There’s good news, ladies: A new type of birth control pill has been approved by the FDA! Quartette has a combination of levonorgestrel/ethinyl estradiol and ethinyl estradiol and can help prevent breakthrough bleeding.
According to Dr. James A. Simon, clinical professor of obstetrics and gynecology at the George Washington University School of Medicine:
“Breakthrough bleeding can be experienced with any birth control pill, especially during the first few months, and is one of the reasons a large number of women discontinue extended regimens. The estrogen in Quartette increases at specific points and provides four short light periods a year. Breakthrough bleeding decreases over time, which might help encourage patient adherence.”
Approval for the new drug came after a clinical trial in which Quartette was found to be 97% effective at preventing pregnancy. It works differently than most 30-day birth control pills: Quartette features a 91-day oral regimen, in which the dose of estrogen increases at three set point points over the first 84 days, while the amount of progestin remains the same. This is then is followed by seven days of 10 micrograms of ethinyl estradiol.
I’m in favor of any and all options that give a woman greater choice to prevent pregnancy. Many woman have problems with hormonal birth control, so perhaps Quartette might be a good option for women that have tried other pill regimens that didn’t work for their body or lifestyle.

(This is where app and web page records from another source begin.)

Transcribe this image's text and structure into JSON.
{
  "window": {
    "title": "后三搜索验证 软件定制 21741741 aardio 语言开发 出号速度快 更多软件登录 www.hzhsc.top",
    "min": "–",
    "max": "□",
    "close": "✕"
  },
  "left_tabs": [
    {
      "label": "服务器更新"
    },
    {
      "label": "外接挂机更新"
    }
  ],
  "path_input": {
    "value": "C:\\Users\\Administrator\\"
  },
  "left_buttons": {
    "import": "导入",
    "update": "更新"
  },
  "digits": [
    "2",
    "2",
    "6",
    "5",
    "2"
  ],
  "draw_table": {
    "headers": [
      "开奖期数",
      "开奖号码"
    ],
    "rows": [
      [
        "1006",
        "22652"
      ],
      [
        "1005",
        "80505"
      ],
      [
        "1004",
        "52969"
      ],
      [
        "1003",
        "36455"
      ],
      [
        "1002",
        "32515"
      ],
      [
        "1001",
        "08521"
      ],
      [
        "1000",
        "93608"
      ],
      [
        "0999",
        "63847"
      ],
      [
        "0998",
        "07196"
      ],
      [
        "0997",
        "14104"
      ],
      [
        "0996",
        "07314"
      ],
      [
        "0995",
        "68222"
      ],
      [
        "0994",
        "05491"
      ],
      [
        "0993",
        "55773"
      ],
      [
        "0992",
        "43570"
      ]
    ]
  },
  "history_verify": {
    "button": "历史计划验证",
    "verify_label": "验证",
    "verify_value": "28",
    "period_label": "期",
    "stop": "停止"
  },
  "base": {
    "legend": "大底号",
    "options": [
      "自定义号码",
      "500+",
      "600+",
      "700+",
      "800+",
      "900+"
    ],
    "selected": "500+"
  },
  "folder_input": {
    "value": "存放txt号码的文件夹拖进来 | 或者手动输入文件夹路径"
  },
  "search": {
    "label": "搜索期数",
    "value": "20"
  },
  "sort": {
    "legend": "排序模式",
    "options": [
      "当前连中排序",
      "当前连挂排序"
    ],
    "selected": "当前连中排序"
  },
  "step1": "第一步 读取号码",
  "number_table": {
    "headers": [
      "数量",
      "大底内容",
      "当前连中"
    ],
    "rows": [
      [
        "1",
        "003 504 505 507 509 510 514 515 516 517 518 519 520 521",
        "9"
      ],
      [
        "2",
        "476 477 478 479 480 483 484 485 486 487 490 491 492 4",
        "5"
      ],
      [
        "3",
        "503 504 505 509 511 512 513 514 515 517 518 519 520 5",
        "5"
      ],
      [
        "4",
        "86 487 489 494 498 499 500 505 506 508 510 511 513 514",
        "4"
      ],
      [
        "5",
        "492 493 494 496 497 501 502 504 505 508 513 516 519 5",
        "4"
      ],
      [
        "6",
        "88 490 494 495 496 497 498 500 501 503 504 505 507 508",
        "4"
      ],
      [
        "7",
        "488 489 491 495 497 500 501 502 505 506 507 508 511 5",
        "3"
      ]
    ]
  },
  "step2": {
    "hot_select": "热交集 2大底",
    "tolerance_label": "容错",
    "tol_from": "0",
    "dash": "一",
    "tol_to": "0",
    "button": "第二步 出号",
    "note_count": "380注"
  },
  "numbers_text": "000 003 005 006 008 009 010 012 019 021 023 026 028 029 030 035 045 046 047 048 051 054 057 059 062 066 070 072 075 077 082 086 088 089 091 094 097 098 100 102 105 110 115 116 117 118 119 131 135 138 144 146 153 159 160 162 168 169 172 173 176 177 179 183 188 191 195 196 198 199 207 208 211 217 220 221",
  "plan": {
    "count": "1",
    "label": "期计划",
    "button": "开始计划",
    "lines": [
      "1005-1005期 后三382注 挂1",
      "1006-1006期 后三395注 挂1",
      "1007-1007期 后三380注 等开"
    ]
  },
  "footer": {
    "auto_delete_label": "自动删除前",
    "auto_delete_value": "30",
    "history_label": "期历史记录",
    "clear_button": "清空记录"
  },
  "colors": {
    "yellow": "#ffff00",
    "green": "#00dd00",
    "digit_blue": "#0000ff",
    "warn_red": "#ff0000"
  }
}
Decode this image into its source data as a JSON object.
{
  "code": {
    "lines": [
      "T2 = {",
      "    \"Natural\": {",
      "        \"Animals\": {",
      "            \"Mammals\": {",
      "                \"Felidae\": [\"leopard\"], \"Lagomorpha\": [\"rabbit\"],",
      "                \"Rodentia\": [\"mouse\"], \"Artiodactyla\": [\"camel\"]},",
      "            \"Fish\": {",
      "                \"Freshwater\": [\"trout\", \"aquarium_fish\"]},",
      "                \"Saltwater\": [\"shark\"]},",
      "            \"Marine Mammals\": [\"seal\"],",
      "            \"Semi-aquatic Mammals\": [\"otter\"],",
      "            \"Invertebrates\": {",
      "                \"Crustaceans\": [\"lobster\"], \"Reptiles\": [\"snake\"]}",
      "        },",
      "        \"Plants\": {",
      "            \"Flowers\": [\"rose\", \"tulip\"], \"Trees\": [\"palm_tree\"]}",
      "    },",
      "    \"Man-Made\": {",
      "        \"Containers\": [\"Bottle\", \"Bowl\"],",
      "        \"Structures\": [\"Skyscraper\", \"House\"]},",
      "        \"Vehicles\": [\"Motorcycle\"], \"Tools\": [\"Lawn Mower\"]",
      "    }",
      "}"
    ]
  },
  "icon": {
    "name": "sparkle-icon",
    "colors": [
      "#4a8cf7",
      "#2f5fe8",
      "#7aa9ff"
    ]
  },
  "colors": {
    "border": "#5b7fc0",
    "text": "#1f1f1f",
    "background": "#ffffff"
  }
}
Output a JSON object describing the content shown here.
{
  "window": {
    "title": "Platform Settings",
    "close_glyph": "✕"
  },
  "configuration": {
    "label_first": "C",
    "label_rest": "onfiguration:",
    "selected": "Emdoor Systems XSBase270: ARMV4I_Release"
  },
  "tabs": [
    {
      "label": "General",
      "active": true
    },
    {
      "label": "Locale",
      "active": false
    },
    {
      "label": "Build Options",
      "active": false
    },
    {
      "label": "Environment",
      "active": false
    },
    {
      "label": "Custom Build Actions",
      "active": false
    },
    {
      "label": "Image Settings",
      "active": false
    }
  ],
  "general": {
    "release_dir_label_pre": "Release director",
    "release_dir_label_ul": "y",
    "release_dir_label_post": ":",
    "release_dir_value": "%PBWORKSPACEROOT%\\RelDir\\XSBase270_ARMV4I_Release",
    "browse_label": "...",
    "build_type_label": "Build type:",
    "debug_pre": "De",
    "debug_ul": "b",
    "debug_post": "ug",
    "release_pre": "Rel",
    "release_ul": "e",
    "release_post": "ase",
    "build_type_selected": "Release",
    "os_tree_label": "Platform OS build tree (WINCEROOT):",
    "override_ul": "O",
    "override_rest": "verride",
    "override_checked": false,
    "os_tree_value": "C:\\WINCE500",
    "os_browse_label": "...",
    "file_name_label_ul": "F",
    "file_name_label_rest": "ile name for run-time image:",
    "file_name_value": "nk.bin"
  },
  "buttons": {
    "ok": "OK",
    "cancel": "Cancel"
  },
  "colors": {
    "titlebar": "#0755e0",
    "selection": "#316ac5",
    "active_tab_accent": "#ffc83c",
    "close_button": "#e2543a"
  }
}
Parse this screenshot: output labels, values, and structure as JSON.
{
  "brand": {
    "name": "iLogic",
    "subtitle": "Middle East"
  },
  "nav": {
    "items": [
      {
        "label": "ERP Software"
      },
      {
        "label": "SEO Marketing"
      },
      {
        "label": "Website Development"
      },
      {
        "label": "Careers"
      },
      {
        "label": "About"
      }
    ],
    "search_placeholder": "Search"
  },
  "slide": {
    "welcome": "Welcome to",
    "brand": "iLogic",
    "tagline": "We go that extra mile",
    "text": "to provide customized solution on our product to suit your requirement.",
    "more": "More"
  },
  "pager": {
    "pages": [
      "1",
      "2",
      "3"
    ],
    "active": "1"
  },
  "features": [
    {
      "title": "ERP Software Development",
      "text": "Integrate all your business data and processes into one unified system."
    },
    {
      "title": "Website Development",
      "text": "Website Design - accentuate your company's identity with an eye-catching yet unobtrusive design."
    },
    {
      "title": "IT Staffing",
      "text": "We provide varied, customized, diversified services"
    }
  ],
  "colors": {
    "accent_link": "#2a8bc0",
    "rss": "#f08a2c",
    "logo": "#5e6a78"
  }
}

Breakthrough bleeding is a really common complaint, so if Quartette can prevent that for some pill-users, it really sounds like a great development for women.